A typical explanation found in the scientific literature for the evolution of light hair is related to the evolution of light skin, and in turn the requirement for vitamin D synthesis and northern Europe's seasonal less solar radiation.
Lighter skin is due to a low concentration in pigmentation, thus allowing more sunlight to trigger the production of vitamin D.
Recent archaeological and genetic study published in 2014 found that seven "Scandinavian hunter-gatherers" found in the 7,700-year-old Motala archaeological site in southern Sweden had both light skin gene variants, SLC24A5 and SLC45A2, and that they had a third gene, HERC2/OCA2, which causes blue eyes and also contributes to lighter skin and blond hair.

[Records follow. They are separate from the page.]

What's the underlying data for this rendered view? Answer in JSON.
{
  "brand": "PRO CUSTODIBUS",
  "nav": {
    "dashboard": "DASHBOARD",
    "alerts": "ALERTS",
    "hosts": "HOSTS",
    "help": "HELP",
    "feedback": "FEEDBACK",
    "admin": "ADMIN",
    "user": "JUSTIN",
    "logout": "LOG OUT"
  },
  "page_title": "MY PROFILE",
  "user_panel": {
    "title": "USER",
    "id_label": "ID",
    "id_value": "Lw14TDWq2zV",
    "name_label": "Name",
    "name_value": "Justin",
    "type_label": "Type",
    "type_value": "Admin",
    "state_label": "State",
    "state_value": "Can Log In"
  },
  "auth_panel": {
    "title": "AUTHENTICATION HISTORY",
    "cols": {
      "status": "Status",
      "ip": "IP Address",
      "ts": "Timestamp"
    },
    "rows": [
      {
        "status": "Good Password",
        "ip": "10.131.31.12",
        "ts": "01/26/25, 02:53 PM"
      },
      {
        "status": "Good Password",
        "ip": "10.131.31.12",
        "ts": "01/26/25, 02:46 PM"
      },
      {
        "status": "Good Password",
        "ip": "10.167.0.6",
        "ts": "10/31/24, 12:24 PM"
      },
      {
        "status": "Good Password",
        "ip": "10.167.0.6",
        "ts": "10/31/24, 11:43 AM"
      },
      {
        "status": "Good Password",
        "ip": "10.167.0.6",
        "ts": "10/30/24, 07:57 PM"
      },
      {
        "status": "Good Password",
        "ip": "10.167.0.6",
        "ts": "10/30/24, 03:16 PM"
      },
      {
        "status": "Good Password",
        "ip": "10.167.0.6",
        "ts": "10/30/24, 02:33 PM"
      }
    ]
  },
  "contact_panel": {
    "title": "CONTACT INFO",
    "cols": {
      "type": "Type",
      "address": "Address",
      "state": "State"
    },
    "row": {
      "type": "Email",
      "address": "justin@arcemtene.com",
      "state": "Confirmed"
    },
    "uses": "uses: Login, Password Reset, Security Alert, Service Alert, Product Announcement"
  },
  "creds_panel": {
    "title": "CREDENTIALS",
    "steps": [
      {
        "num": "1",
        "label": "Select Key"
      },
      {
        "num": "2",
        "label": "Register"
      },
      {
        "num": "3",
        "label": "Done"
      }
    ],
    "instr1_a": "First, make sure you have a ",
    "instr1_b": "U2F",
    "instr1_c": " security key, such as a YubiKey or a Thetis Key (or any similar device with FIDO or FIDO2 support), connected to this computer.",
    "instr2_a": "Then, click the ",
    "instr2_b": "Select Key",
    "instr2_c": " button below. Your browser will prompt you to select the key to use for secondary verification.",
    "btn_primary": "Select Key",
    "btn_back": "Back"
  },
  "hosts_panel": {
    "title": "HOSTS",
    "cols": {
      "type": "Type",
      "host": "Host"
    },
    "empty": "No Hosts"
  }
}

Genetic research published in 20 also indicates that Yamnaya Proto-Indo-Europeans who migrated to Europe in the Bronze Age were overwhelmingly dark-eyed (brown), dark-haired and had a skin colour that was moderately light, though somewhat darker than that of the average modern European.
The masculine version is used in the plural, in "blonds of the European race", Another hair color word of French origin, brunet(te) (from the same Germanic root that gave "brown"), functions in the same way in orthodox English.
The OED gives "brunet" as meaning "dark-complexioned" or a "dark-complexioned person", citing a comparative usage of brunet and blond to Thomas Henry Huxley in saying, "The present contrast of blonds and brunets existed among them." "Blond" and "blonde" are also occasionally used to refer to objects that have a color reminiscent of fair hair.
The resultant visible hue depends on various factors, but always has some sort of yellowish color.In western Europe during the Middle Ages, long, blond hair was idealized as the paragon of female beauty.The Norse goddess Sif and the medieval heroine Iseult were both significantly portrayed as blond and, in medieval artwork, Eve, Mary Magdalene, and the Virgin Mary are often shown with blond hair.The word was reintroduced into English in the 17th century from French, and was for some time considered French; in French, "blonde" is a feminine adjective; it describes a woman with blonde hair."Blond", with its continued gender-varied usage, is one of few adjectives in written English to retain separate masculine and feminine grammatical genders.